Cover emerging shoots of potatoes with soil. If the tubers are exposed to light, they turn green because of an increase in chlorophyll, which makes them have a high level of glycoalkaloids toxins.

In the veg garden, sow sowing quick-growing crops, such as salads, between longer-term residents, such as brassicas, while they’re establishing.

Mulching fruit crops will help them to retain moisture around the roots so you will use less water.

Take softwood cuttings of deciduous shrubs, including Forsythia, Fuchsia, Hydrangea macrophylla, Philadelphus and Spiraea – choose non-flowering stems.

Collect rainwater in barrels.

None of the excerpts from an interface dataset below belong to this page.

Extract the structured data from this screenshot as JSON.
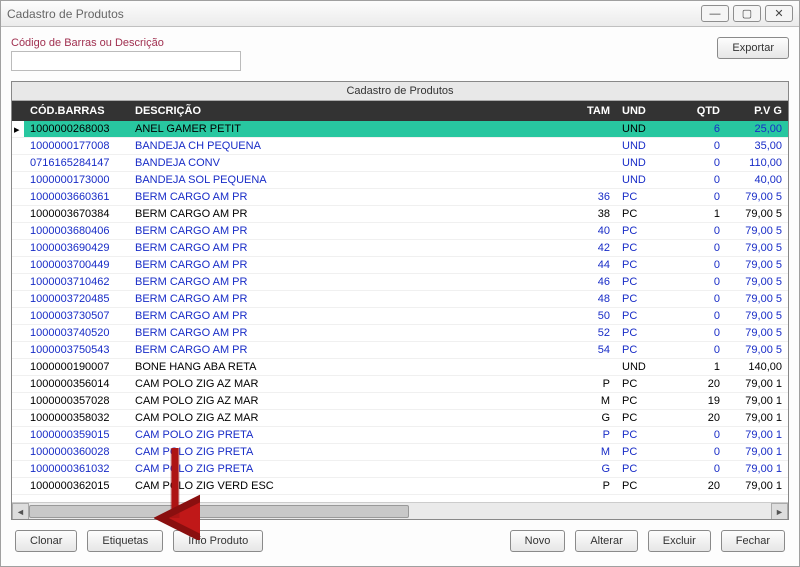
{
  "window": {
    "title": "Cadastro de Produtos"
  },
  "search": {
    "label": "Código de Barras ou Descrição",
    "value": ""
  },
  "buttons": {
    "export": "Exportar",
    "clonar": "Clonar",
    "etiquetas": "Etiquetas",
    "info": "Info Produto",
    "novo": "Novo",
    "alterar": "Alterar",
    "excluir": "Excluir",
    "fechar": "Fechar"
  },
  "grid": {
    "caption": "Cadastro de Produtos",
    "headers": {
      "cod": "CÓD.BARRAS",
      "desc": "DESCRIÇÃO",
      "tam": "TAM",
      "und": "UND",
      "qtd": "QTD",
      "pv": "P.V G"
    },
    "rows": [
      {
        "sel": true,
        "link": true,
        "cod": "1000000268003",
        "desc": "ANEL GAMER PETIT",
        "tam": "",
        "und": "UND",
        "qtd": "6",
        "pv": "25,00"
      },
      {
        "sel": false,
        "link": true,
        "cod": "1000000177008",
        "desc": "BANDEJA CH PEQUENA",
        "tam": "",
        "und": "UND",
        "qtd": "0",
        "pv": "35,00"
      },
      {
        "sel": false,
        "link": true,
        "cod": "0716165284147",
        "desc": "BANDEJA CONV",
        "tam": "",
        "und": "UND",
        "qtd": "0",
        "pv": "110,00"
      },
      {
        "sel": false,
        "link": true,
        "cod": "1000000173000",
        "desc": "BANDEJA SOL PEQUENA",
        "tam": "",
        "und": "UND",
        "qtd": "0",
        "pv": "40,00"
      },
      {
        "sel": false,
        "link": true,
        "cod": "1000003660361",
        "desc": "BERM CARGO AM PR",
        "tam": "36",
        "und": "PC",
        "qtd": "0",
        "pv": "79,00 5"
      },
      {
        "sel": false,
        "link": false,
        "cod": "1000003670384",
        "desc": "BERM CARGO AM PR",
        "tam": "38",
        "und": "PC",
        "qtd": "1",
        "pv": "79,00 5"
      },
      {
        "sel": false,
        "link": true,
        "cod": "1000003680406",
        "desc": "BERM CARGO AM PR",
        "tam": "40",
        "und": "PC",
        "qtd": "0",
        "pv": "79,00 5"
      },
      {
        "sel": false,
        "link": true,
        "cod": "1000003690429",
        "desc": "BERM CARGO AM PR",
        "tam": "42",
        "und": "PC",
        "qtd": "0",
        "pv": "79,00 5"
      },
      {
        "sel": false,
        "link": true,
        "cod": "1000003700449",
        "desc": "BERM CARGO AM PR",
        "tam": "44",
        "und": "PC",
        "qtd": "0",
        "pv": "79,00 5"
      },
      {
        "sel": false,
        "link": true,
        "cod": "1000003710462",
        "desc": "BERM CARGO AM PR",
        "tam": "46",
        "und": "PC",
        "qtd": "0",
        "pv": "79,00 5"
      },
      {
        "sel": false,
        "link": true,
        "cod": "1000003720485",
        "desc": "BERM CARGO AM PR",
        "tam": "48",
        "und": "PC",
        "qtd": "0",
        "pv": "79,00 5"
      },
      {
        "sel": false,
        "link": true,
        "cod": "1000003730507",
        "desc": "BERM CARGO AM PR",
        "tam": "50",
        "und": "PC",
        "qtd": "0",
        "pv": "79,00 5"
      },
      {
        "sel": false,
        "link": true,
        "cod": "1000003740520",
        "desc": "BERM CARGO AM PR",
        "tam": "52",
        "und": "PC",
        "qtd": "0",
        "pv": "79,00 5"
      },
      {
        "sel": false,
        "link": true,
        "cod": "1000003750543",
        "desc": "BERM CARGO AM PR",
        "tam": "54",
        "und": "PC",
        "qtd": "0",
        "pv": "79,00 5"
      },
      {
        "sel": false,
        "link": false,
        "cod": "1000000190007",
        "desc": "BONE HANG ABA RETA",
        "tam": "",
        "und": "UND",
        "qtd": "1",
        "pv": "140,00"
      },
      {
        "sel": false,
        "link": false,
        "cod": "1000000356014",
        "desc": "CAM POLO ZIG AZ MAR",
        "tam": "P",
        "und": "PC",
        "qtd": "20",
        "pv": "79,00 1"
      },
      {
        "sel": false,
        "link": false,
        "cod": "1000000357028",
        "desc": "CAM POLO ZIG AZ MAR",
        "tam": "M",
        "und": "PC",
        "qtd": "19",
        "pv": "79,00 1"
      },
      {
        "sel": false,
        "link": false,
        "cod": "1000000358032",
        "desc": "CAM POLO ZIG AZ MAR",
        "tam": "G",
        "und": "PC",
        "qtd": "20",
        "pv": "79,00 1"
      },
      {
        "sel": false,
        "link": true,
        "cod": "1000000359015",
        "desc": "CAM POLO ZIG PRETA",
        "tam": "P",
        "und": "PC",
        "qtd": "0",
        "pv": "79,00 1"
      },
      {
        "sel": false,
        "link": true,
        "cod": "1000000360028",
        "desc": "CAM POLO ZIG PRETA",
        "tam": "M",
        "und": "PC",
        "qtd": "0",
        "pv": "79,00 1"
      },
      {
        "sel": false,
        "link": true,
        "cod": "1000000361032",
        "desc": "CAM POLO ZIG PRETA",
        "tam": "G",
        "und": "PC",
        "qtd": "0",
        "pv": "79,00 1"
      },
      {
        "sel": false,
        "link": false,
        "cod": "1000000362015",
        "desc": "CAM POLO ZIG VERD ESC",
        "tam": "P",
        "und": "PC",
        "qtd": "20",
        "pv": "79,00 1"
      }
    ]
  }
}
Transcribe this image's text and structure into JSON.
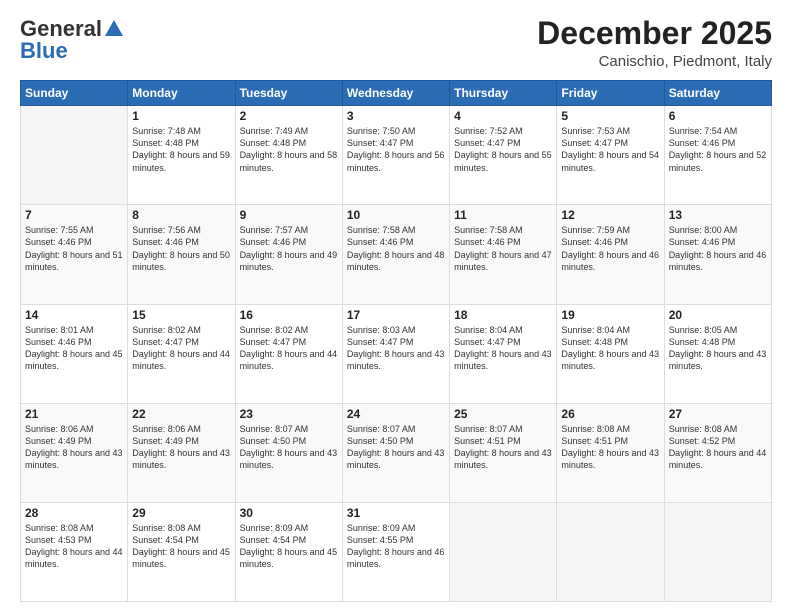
{
  "header": {
    "logo_general": "General",
    "logo_blue": "Blue",
    "month_title": "December 2025",
    "location": "Canischio, Piedmont, Italy"
  },
  "weekdays": [
    "Sunday",
    "Monday",
    "Tuesday",
    "Wednesday",
    "Thursday",
    "Friday",
    "Saturday"
  ],
  "weeks": [
    [
      {
        "day": "",
        "sunrise": "",
        "sunset": "",
        "daylight": ""
      },
      {
        "day": "1",
        "sunrise": "Sunrise: 7:48 AM",
        "sunset": "Sunset: 4:48 PM",
        "daylight": "Daylight: 8 hours and 59 minutes."
      },
      {
        "day": "2",
        "sunrise": "Sunrise: 7:49 AM",
        "sunset": "Sunset: 4:48 PM",
        "daylight": "Daylight: 8 hours and 58 minutes."
      },
      {
        "day": "3",
        "sunrise": "Sunrise: 7:50 AM",
        "sunset": "Sunset: 4:47 PM",
        "daylight": "Daylight: 8 hours and 56 minutes."
      },
      {
        "day": "4",
        "sunrise": "Sunrise: 7:52 AM",
        "sunset": "Sunset: 4:47 PM",
        "daylight": "Daylight: 8 hours and 55 minutes."
      },
      {
        "day": "5",
        "sunrise": "Sunrise: 7:53 AM",
        "sunset": "Sunset: 4:47 PM",
        "daylight": "Daylight: 8 hours and 54 minutes."
      },
      {
        "day": "6",
        "sunrise": "Sunrise: 7:54 AM",
        "sunset": "Sunset: 4:46 PM",
        "daylight": "Daylight: 8 hours and 52 minutes."
      }
    ],
    [
      {
        "day": "7",
        "sunrise": "Sunrise: 7:55 AM",
        "sunset": "Sunset: 4:46 PM",
        "daylight": "Daylight: 8 hours and 51 minutes."
      },
      {
        "day": "8",
        "sunrise": "Sunrise: 7:56 AM",
        "sunset": "Sunset: 4:46 PM",
        "daylight": "Daylight: 8 hours and 50 minutes."
      },
      {
        "day": "9",
        "sunrise": "Sunrise: 7:57 AM",
        "sunset": "Sunset: 4:46 PM",
        "daylight": "Daylight: 8 hours and 49 minutes."
      },
      {
        "day": "10",
        "sunrise": "Sunrise: 7:58 AM",
        "sunset": "Sunset: 4:46 PM",
        "daylight": "Daylight: 8 hours and 48 minutes."
      },
      {
        "day": "11",
        "sunrise": "Sunrise: 7:58 AM",
        "sunset": "Sunset: 4:46 PM",
        "daylight": "Daylight: 8 hours and 47 minutes."
      },
      {
        "day": "12",
        "sunrise": "Sunrise: 7:59 AM",
        "sunset": "Sunset: 4:46 PM",
        "daylight": "Daylight: 8 hours and 46 minutes."
      },
      {
        "day": "13",
        "sunrise": "Sunrise: 8:00 AM",
        "sunset": "Sunset: 4:46 PM",
        "daylight": "Daylight: 8 hours and 46 minutes."
      }
    ],
    [
      {
        "day": "14",
        "sunrise": "Sunrise: 8:01 AM",
        "sunset": "Sunset: 4:46 PM",
        "daylight": "Daylight: 8 hours and 45 minutes."
      },
      {
        "day": "15",
        "sunrise": "Sunrise: 8:02 AM",
        "sunset": "Sunset: 4:47 PM",
        "daylight": "Daylight: 8 hours and 44 minutes."
      },
      {
        "day": "16",
        "sunrise": "Sunrise: 8:02 AM",
        "sunset": "Sunset: 4:47 PM",
        "daylight": "Daylight: 8 hours and 44 minutes."
      },
      {
        "day": "17",
        "sunrise": "Sunrise: 8:03 AM",
        "sunset": "Sunset: 4:47 PM",
        "daylight": "Daylight: 8 hours and 43 minutes."
      },
      {
        "day": "18",
        "sunrise": "Sunrise: 8:04 AM",
        "sunset": "Sunset: 4:47 PM",
        "daylight": "Daylight: 8 hours and 43 minutes."
      },
      {
        "day": "19",
        "sunrise": "Sunrise: 8:04 AM",
        "sunset": "Sunset: 4:48 PM",
        "daylight": "Daylight: 8 hours and 43 minutes."
      },
      {
        "day": "20",
        "sunrise": "Sunrise: 8:05 AM",
        "sunset": "Sunset: 4:48 PM",
        "daylight": "Daylight: 8 hours and 43 minutes."
      }
    ],
    [
      {
        "day": "21",
        "sunrise": "Sunrise: 8:06 AM",
        "sunset": "Sunset: 4:49 PM",
        "daylight": "Daylight: 8 hours and 43 minutes."
      },
      {
        "day": "22",
        "sunrise": "Sunrise: 8:06 AM",
        "sunset": "Sunset: 4:49 PM",
        "daylight": "Daylight: 8 hours and 43 minutes."
      },
      {
        "day": "23",
        "sunrise": "Sunrise: 8:07 AM",
        "sunset": "Sunset: 4:50 PM",
        "daylight": "Daylight: 8 hours and 43 minutes."
      },
      {
        "day": "24",
        "sunrise": "Sunrise: 8:07 AM",
        "sunset": "Sunset: 4:50 PM",
        "daylight": "Daylight: 8 hours and 43 minutes."
      },
      {
        "day": "25",
        "sunrise": "Sunrise: 8:07 AM",
        "sunset": "Sunset: 4:51 PM",
        "daylight": "Daylight: 8 hours and 43 minutes."
      },
      {
        "day": "26",
        "sunrise": "Sunrise: 8:08 AM",
        "sunset": "Sunset: 4:51 PM",
        "daylight": "Daylight: 8 hours and 43 minutes."
      },
      {
        "day": "27",
        "sunrise": "Sunrise: 8:08 AM",
        "sunset": "Sunset: 4:52 PM",
        "daylight": "Daylight: 8 hours and 44 minutes."
      }
    ],
    [
      {
        "day": "28",
        "sunrise": "Sunrise: 8:08 AM",
        "sunset": "Sunset: 4:53 PM",
        "daylight": "Daylight: 8 hours and 44 minutes."
      },
      {
        "day": "29",
        "sunrise": "Sunrise: 8:08 AM",
        "sunset": "Sunset: 4:54 PM",
        "daylight": "Daylight: 8 hours and 45 minutes."
      },
      {
        "day": "30",
        "sunrise": "Sunrise: 8:09 AM",
        "sunset": "Sunset: 4:54 PM",
        "daylight": "Daylight: 8 hours and 45 minutes."
      },
      {
        "day": "31",
        "sunrise": "Sunrise: 8:09 AM",
        "sunset": "Sunset: 4:55 PM",
        "daylight": "Daylight: 8 hours and 46 minutes."
      },
      {
        "day": "",
        "sunrise": "",
        "sunset": "",
        "daylight": ""
      },
      {
        "day": "",
        "sunrise": "",
        "sunset": "",
        "daylight": ""
      },
      {
        "day": "",
        "sunrise": "",
        "sunset": "",
        "daylight": ""
      }
    ]
  ]
}
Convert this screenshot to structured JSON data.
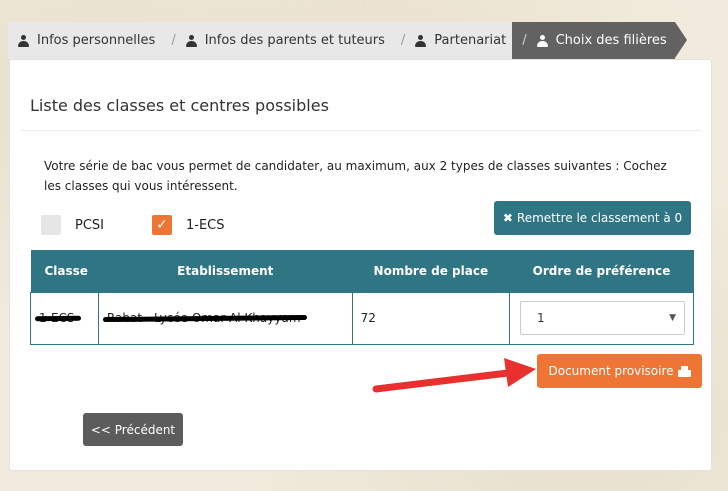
{
  "steps": [
    {
      "label": "Infos personnelles",
      "active": false
    },
    {
      "label": "Infos des parents et tuteurs",
      "active": false
    },
    {
      "label": "Partenariat",
      "active": false
    },
    {
      "label": "Choix des filières",
      "active": true
    }
  ],
  "steps_separator": "/",
  "panel": {
    "title": "Liste des classes et centres possibles",
    "intro": "Votre série de bac vous permet de candidater, au maximum, aux 2 types de classes suivantes : Cochez les classes qui vous intéressent."
  },
  "checkboxes": [
    {
      "label": "PCSI",
      "checked": false
    },
    {
      "label": "1-ECS",
      "checked": true
    }
  ],
  "checkmark": "✓",
  "buttons": {
    "reset": {
      "icon": "✖",
      "label": "Remettre le classement à 0"
    },
    "document": "Document provisoire",
    "previous": "<< Précédent"
  },
  "table": {
    "headers": [
      "Classe",
      "Etablissement",
      "Nombre de place",
      "Ordre de préférence"
    ],
    "rows": [
      {
        "classe": "1-ECS",
        "etablissement": "Rabat - Lycée Omar Al Khayyam",
        "places": "72",
        "ordre": "1"
      }
    ]
  },
  "select_caret": "▼",
  "colors": {
    "teal": "#2f7583",
    "orange": "#ee7534",
    "active_step": "#626262",
    "arrow": "#e8312f"
  }
}
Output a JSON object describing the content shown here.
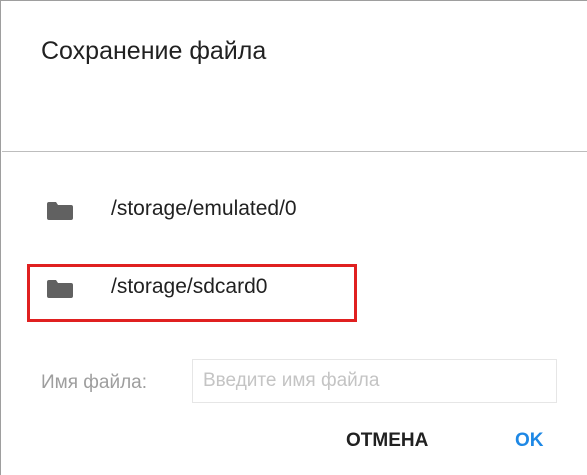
{
  "dialog": {
    "title": "Сохранение файла"
  },
  "locations": [
    {
      "icon": "folder-icon",
      "path": "/storage/emulated/0"
    },
    {
      "icon": "folder-icon",
      "path": "/storage/sdcard0",
      "highlighted": true
    }
  ],
  "filename": {
    "label": "Имя файла:",
    "value": "",
    "placeholder": "Введите имя файла"
  },
  "buttons": {
    "cancel_label": "ОТМЕНА",
    "ok_label": "OK"
  },
  "colors": {
    "accent": "#1e88e5",
    "highlight": "#e02020",
    "icon": "#616161"
  }
}
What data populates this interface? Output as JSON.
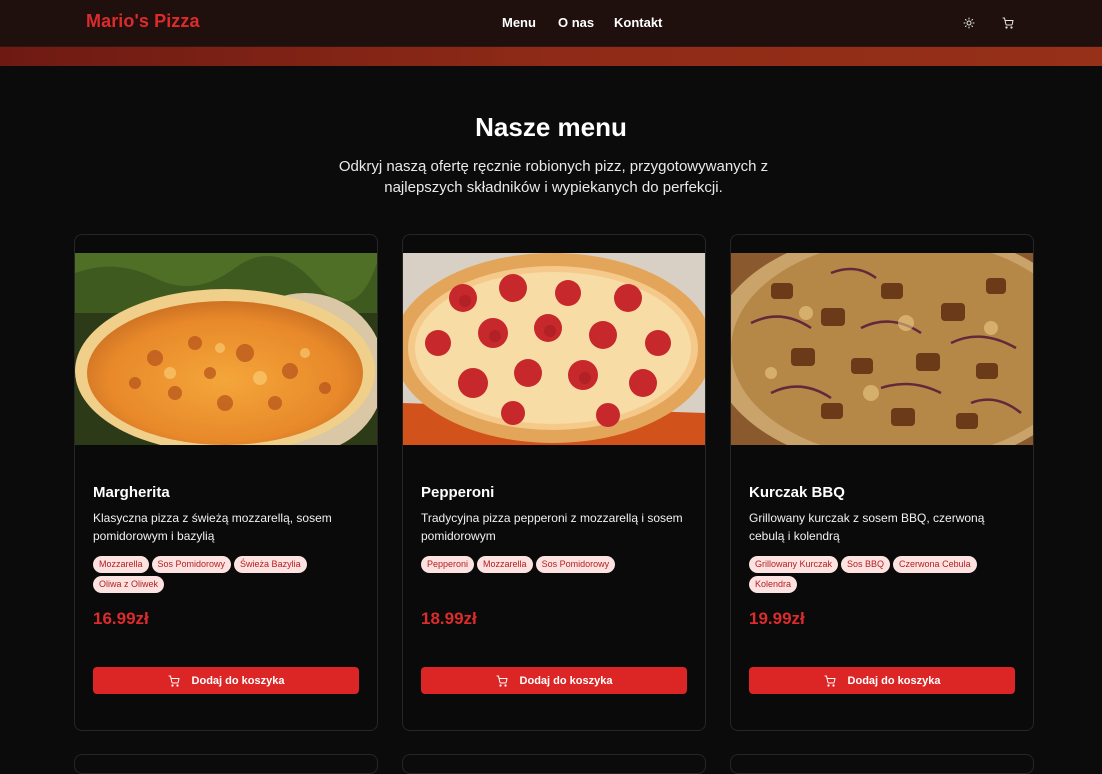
{
  "nav": {
    "brand": "Mario's Pizza",
    "links": [
      "Menu",
      "O nas",
      "Kontakt"
    ],
    "theme_icon": "sun-icon",
    "cart_icon": "cart-icon"
  },
  "hero": {
    "title": "Nasze menu",
    "subtitle": "Odkryj naszą ofertę ręcznie robionych pizz, przygotowywanych z najlepszych składników i wypiekanych do perfekcji."
  },
  "colors": {
    "brand": "#dc2b2b",
    "button": "#dc2626",
    "tag_bg": "#fde2e2",
    "tag_text": "#b3201e"
  },
  "products": [
    {
      "name": "Margherita",
      "description": "Klasyczna pizza z świeżą mozzarellą, sosem pomidorowym i bazylią",
      "tags": [
        "Mozzarella",
        "Sos Pomidorowy",
        "Świeża Bazylia",
        "Oliwa z Oliwek"
      ],
      "price": "16.99zł",
      "button_label": "Dodaj do koszyka",
      "image": "margherita-pizza"
    },
    {
      "name": "Pepperoni",
      "description": "Tradycyjna pizza pepperoni z mozzarellą i sosem pomidorowym",
      "tags": [
        "Pepperoni",
        "Mozzarella",
        "Sos Pomidorowy"
      ],
      "price": "18.99zł",
      "button_label": "Dodaj do koszyka",
      "image": "pepperoni-pizza"
    },
    {
      "name": "Kurczak BBQ",
      "description": "Grillowany kurczak z sosem BBQ, czerwoną cebulą i kolendrą",
      "tags": [
        "Grillowany Kurczak",
        "Sos BBQ",
        "Czerwona Cebula",
        "Kolendra"
      ],
      "price": "19.99zł",
      "button_label": "Dodaj do koszyka",
      "image": "bbq-chicken-pizza"
    }
  ]
}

For roses, remove weeds and water during dry spells. Check roses for signs of black-spot, aphids and leaf-rolling sawfly damage, treat if required.

Trim winter flowering heathers with shears.

After flowering, dig up and divide Primulas.

Tall-growing plants such as Delphinium, Lupin and monkshood need a framework of canes and string around then to help prevent them been damaged by winds. Do this now so the supports become unobtrusive as the plants grow through them.

Give shrubs, trees, and borders a mulch of compost, to preserve water and smother any weed seedlings.

Keep nipping off the dead flower heads of late-flowering daffodils and let foliage die down naturally.


For more on these topics, plus cook what you grow, traditional recipes, North East information, environmental news and more, log on to (now smartphone friendly),, follow me on Twitter @MandyCanUDigIt or you can like me on Facebook at Mandycanudigit